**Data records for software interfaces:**
=-=-=

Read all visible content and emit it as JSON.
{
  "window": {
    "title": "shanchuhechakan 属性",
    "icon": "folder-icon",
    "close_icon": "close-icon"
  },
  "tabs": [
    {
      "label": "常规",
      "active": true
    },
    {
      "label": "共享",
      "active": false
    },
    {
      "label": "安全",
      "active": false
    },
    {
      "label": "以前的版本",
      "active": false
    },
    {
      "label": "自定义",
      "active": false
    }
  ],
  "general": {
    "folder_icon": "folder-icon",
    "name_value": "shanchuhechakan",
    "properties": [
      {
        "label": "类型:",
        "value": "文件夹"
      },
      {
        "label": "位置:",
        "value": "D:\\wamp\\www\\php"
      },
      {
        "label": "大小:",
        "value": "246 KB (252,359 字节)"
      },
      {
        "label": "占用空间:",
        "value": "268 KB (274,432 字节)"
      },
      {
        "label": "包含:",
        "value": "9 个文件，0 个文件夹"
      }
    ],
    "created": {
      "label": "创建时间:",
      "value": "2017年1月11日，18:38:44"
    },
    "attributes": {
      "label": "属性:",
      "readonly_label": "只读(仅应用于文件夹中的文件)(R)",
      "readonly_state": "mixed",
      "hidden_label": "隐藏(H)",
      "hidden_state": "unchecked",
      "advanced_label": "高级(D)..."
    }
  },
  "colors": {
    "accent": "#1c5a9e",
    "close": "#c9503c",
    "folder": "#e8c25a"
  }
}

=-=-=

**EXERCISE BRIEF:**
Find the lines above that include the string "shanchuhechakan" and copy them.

**OUTPUT FOR THIS EXERCISE:**
    "title": "shanchuhechakan 属性",
    "name_value": "shanchuhechakan",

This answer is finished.